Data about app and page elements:
───

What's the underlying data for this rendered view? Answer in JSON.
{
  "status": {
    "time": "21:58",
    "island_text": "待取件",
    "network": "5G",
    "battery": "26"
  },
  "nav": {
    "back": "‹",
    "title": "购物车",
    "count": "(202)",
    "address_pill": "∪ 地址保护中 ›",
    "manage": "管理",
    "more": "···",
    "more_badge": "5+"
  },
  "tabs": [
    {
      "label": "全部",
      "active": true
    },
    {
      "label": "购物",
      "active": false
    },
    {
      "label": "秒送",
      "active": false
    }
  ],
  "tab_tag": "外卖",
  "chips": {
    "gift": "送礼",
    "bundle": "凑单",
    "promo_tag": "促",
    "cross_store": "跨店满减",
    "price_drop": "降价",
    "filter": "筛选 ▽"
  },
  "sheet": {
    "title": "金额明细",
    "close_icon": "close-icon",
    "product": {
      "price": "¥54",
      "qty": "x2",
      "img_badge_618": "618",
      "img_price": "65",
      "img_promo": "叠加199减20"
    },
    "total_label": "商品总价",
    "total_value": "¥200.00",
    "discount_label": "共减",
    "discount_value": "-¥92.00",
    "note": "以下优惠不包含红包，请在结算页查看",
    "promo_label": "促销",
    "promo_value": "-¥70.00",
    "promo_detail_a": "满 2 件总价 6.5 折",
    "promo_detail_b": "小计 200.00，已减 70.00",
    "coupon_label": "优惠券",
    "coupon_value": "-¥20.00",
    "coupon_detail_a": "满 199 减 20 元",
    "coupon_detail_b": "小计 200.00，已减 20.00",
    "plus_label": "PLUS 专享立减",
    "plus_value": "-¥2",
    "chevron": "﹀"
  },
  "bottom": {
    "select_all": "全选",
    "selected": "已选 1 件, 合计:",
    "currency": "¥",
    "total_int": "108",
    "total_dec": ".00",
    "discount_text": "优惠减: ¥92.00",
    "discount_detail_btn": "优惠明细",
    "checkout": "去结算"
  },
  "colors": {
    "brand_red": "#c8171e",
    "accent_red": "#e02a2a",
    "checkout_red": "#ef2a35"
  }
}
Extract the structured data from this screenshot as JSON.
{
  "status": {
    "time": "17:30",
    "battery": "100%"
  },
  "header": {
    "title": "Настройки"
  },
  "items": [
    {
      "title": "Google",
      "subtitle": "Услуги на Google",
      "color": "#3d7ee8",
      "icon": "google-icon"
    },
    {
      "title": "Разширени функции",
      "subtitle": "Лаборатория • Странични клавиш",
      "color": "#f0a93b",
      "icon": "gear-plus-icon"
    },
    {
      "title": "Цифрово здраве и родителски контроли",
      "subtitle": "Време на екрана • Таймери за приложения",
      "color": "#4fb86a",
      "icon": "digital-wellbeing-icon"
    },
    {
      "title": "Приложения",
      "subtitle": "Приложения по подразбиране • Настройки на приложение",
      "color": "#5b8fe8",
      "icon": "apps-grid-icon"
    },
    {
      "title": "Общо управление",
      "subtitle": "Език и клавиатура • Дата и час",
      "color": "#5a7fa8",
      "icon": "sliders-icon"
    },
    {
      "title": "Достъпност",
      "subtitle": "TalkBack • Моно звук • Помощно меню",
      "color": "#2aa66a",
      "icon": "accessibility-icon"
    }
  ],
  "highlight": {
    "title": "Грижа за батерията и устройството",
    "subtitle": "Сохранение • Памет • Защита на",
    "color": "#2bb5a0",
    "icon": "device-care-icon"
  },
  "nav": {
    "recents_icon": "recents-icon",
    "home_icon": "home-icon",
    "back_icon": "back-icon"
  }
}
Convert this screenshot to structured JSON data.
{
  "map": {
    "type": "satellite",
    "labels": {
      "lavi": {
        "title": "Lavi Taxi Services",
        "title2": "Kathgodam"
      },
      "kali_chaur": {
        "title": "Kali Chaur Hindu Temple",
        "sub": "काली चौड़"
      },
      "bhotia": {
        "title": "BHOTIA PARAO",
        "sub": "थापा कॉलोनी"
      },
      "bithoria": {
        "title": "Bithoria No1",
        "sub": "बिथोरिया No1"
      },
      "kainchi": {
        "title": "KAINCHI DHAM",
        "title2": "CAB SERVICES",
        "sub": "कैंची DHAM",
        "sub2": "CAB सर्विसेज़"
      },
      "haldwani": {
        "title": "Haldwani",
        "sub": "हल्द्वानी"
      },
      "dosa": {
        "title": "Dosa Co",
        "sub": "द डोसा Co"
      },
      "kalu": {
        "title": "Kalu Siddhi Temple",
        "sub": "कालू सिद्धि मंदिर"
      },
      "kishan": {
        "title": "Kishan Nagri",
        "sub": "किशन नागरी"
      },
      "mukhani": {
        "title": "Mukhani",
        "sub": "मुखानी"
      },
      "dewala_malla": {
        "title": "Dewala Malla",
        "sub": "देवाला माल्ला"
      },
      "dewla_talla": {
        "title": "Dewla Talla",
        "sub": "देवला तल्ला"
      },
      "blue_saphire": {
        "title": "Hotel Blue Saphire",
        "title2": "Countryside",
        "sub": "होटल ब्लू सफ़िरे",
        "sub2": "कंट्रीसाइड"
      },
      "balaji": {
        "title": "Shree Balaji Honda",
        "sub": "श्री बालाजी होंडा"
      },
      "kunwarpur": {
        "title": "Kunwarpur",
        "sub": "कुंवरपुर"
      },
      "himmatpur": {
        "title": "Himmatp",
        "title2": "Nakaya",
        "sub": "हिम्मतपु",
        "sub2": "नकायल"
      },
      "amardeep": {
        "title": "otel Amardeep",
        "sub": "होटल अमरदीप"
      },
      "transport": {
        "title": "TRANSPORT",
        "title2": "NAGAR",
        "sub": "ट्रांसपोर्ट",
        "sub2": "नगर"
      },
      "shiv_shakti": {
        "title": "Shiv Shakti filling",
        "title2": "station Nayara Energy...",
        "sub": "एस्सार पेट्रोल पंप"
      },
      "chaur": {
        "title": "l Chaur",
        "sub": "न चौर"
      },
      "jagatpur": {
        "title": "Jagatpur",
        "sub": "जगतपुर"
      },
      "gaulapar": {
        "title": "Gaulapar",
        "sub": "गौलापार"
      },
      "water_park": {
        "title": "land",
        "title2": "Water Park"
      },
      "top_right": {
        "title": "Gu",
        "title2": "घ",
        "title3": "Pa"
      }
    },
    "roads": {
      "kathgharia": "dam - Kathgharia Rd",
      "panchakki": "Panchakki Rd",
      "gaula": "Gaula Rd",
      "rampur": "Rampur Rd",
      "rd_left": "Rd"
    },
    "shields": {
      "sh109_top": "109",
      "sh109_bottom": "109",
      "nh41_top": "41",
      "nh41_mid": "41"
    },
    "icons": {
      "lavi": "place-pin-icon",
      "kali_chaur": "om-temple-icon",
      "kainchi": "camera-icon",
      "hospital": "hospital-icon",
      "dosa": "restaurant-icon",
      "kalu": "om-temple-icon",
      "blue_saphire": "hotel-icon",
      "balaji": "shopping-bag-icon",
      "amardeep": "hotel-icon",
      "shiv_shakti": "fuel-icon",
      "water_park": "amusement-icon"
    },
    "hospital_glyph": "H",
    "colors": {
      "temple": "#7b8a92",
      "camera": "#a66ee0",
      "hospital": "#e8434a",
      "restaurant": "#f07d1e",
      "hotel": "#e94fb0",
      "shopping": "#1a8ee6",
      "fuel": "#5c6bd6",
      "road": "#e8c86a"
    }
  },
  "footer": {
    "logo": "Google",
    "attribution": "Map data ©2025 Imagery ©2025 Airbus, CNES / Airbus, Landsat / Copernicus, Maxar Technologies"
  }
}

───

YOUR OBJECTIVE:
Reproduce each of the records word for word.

SOLVED EXERCISE:
What's the underlying data for this rendered view? Answer in JSON.
{
  "status": {
    "time": "21:58",
    "island_text": "待取件",
    "network": "5G",
    "battery": "26"
  },
  "nav": {
    "back": "‹",
    "title": "购物车",
    "count": "(202)",
    "address_pill": "∪ 地址保护中 ›",
    "manage": "管理",
    "more": "···",
    "more_badge": "5+"
  },
  "tabs": [
    {
      "label": "全部",
      "active": true
    },
    {
      "label": "购物",
      "active": false
    },
    {
      "label": "秒送",
      "active": false
    }
  ],
  "tab_tag": "外卖",
  "chips": {
    "gift": "送礼",
    "bundle": "凑单",
    "promo_tag": "促",
    "cross_store": "跨店满减",
    "price_drop": "降价",
    "filter": "筛选 ▽"
  },
  "sheet": {
    "title": "金额明细",
    "close_icon": "close-icon",
    "product": {
      "price": "¥54",
      "qty": "x2",
      "img_badge_618": "618",
      "img_price": "65",
      "img_promo": "叠加199减20"
    },
    "total_label": "商品总价",
    "total_value": "¥200.00",
    "discount_label": "共减",
    "discount_value": "-¥92.00",
    "note": "以下优惠不包含红包，请在结算页查看",
    "promo_label": "促销",
    "promo_value": "-¥70.00",
    "promo_detail_a": "满 2 件总价 6.5 折",
    "promo_detail_b": "小计 200.00，已减 70.00",
    "coupon_label": "优惠券",
    "coupon_value": "-¥20.00",
    "coupon_detail_a": "满 199 减 20 元",
    "coupon_detail_b": "小计 200.00，已减 20.00",
    "plus_label": "PLUS 专享立减",
    "plus_value": "-¥2",
    "chevron": "﹀"
  },
  "bottom": {
    "select_all": "全选",
    "selected": "已选 1 件, 合计:",
    "currency": "¥",
    "total_int": "108",
    "total_dec": ".00",
    "discount_text": "优惠减: ¥92.00",
    "discount_detail_btn": "优惠明细",
    "checkout": "去结算"
  },
  "colors": {
    "brand_red": "#c8171e",
    "accent_red": "#e02a2a",
    "checkout_red": "#ef2a35"
  }
}
Extract the structured data from this screenshot as JSON.
{
  "status": {
    "time": "17:30",
    "battery": "100%"
  },
  "header": {
    "title": "Настройки"
  },
  "items": [
    {
      "title": "Google",
      "subtitle": "Услуги на Google",
      "color": "#3d7ee8",
      "icon": "google-icon"
    },
    {
      "title": "Разширени функции",
      "subtitle": "Лаборатория • Странични клавиш",
      "color": "#f0a93b",
      "icon": "gear-plus-icon"
    },
    {
      "title": "Цифрово здраве и родителски контроли",
      "subtitle": "Време на екрана • Таймери за приложения",
      "color": "#4fb86a",
      "icon": "digital-wellbeing-icon"
    },
    {
      "title": "Приложения",
      "subtitle": "Приложения по подразбиране • Настройки на приложение",
      "color": "#5b8fe8",
      "icon": "apps-grid-icon"
    },
    {
      "title": "Общо управление",
      "subtitle": "Език и клавиатура • Дата и час",
      "color": "#5a7fa8",
      "icon": "sliders-icon"
    },
    {
      "title": "Достъпност",
      "subtitle": "TalkBack • Моно звук • Помощно меню",
      "color": "#2aa66a",
      "icon": "accessibility-icon"
    }
  ],
  "highlight": {
    "title": "Грижа за батерията и устройството",
    "subtitle": "Сохранение • Памет • Защита на",
    "color": "#2bb5a0",
    "icon": "device-care-icon"
  },
  "nav": {
    "recents_icon": "recents-icon",
    "home_icon": "home-icon",
    "back_icon": "back-icon"
  }
}
Convert this screenshot to structured JSON data.
{
  "map": {
    "type": "satellite",
    "labels": {
      "lavi": {
        "title": "Lavi Taxi Services",
        "title2": "Kathgodam"
      },
      "kali_chaur": {
        "title": "Kali Chaur Hindu Temple",
        "sub": "काली चौड़"
      },
      "bhotia": {
        "title": "BHOTIA PARAO",
        "sub": "थापा कॉलोनी"
      },
      "bithoria": {
        "title": "Bithoria No1",
        "sub": "बिथोरिया No1"
      },
      "kainchi": {
        "title": "KAINCHI DHAM",
        "title2": "CAB SERVICES",
        "sub": "कैंची DHAM",
        "sub2": "CAB सर्विसेज़"
      },
      "haldwani": {
        "title": "Haldwani",
        "sub": "हल्द्वानी"
      },
      "dosa": {
        "title": "Dosa Co",
        "sub": "द डोसा Co"
      },
      "kalu": {
        "title": "Kalu Siddhi Temple",
        "sub": "कालू सिद्धि मंदिर"
      },
      "kishan": {
        "title": "Kishan Nagri",
        "sub": "किशन नागरी"
      },
      "mukhani": {
        "title": "Mukhani",
        "sub": "मुखानी"
      },
      "dewala_malla": {
        "title": "Dewala Malla",
        "sub": "देवाला माल्ला"
      },
      "dewla_talla": {
        "title": "Dewla Talla",
        "sub": "देवला तल्ला"
      },
      "blue_saphire": {
        "title": "Hotel Blue Saphire",
        "title2": "Countryside",
        "sub": "होटल ब्लू सफ़िरे",
        "sub2": "कंट्रीसाइड"
      },
      "balaji": {
        "title": "Shree Balaji Honda",
        "sub": "श्री बालाजी होंडा"
      },
      "kunwarpur": {
        "title": "Kunwarpur",
        "sub": "कुंवरपुर"
      },
      "himmatpur": {
        "title": "Himmatp",
        "title2": "Nakaya",
        "sub": "हिम्मतपु",
        "sub2": "नकायल"
      },
      "amardeep": {
        "title": "otel Amardeep",
        "sub": "होटल अमरदीप"
      },
      "transport": {
        "title": "TRANSPORT",
        "title2": "NAGAR",
        "sub": "ट्रांसपोर्ट",
        "sub2": "नगर"
      },
      "shiv_shakti": {
        "title": "Shiv Shakti filling",
        "title2": "station Nayara Energy...",
        "sub": "एस्सार पेट्रोल पंप"
      },
      "chaur": {
        "title": "l Chaur",
        "sub": "न चौर"
      },
      "jagatpur": {
        "title": "Jagatpur",
        "sub": "जगतपुर"
      },
      "gaulapar": {
        "title": "Gaulapar",
        "sub": "गौलापार"
      },
      "water_park": {
        "title": "land",
        "title2": "Water Park"
      },
      "top_right": {
        "title": "Gu",
        "title2": "घ",
        "title3": "Pa"
      }
    },
    "roads": {
      "kathgharia": "dam - Kathgharia Rd",
      "panchakki": "Panchakki Rd",
      "gaula": "Gaula Rd",
      "rampur": "Rampur Rd",
      "rd_left": "Rd"
    },
    "shields": {
      "sh109_top": "109",
      "sh109_bottom": "109",
      "nh41_top": "41",
      "nh41_mid": "41"
    },
    "icons": {
      "lavi": "place-pin-icon",
      "kali_chaur": "om-temple-icon",
      "kainchi": "camera-icon",
      "hospital": "hospital-icon",
      "dosa": "restaurant-icon",
      "kalu": "om-temple-icon",
      "blue_saphire": "hotel-icon",
      "balaji": "shopping-bag-icon",
      "amardeep": "hotel-icon",
      "shiv_shakti": "fuel-icon",
      "water_park": "amusement-icon"
    },
    "hospital_glyph": "H",
    "colors": {
      "temple": "#7b8a92",
      "camera": "#a66ee0",
      "hospital": "#e8434a",
      "restaurant": "#f07d1e",
      "hotel": "#e94fb0",
      "shopping": "#1a8ee6",
      "fuel": "#5c6bd6",
      "road": "#e8c86a"
    }
  },
  "footer": {
    "logo": "Google",
    "attribution": "Map data ©2025 Imagery ©2025 Airbus, CNES / Airbus, Landsat / Copernicus, Maxar Technologies"
  }
}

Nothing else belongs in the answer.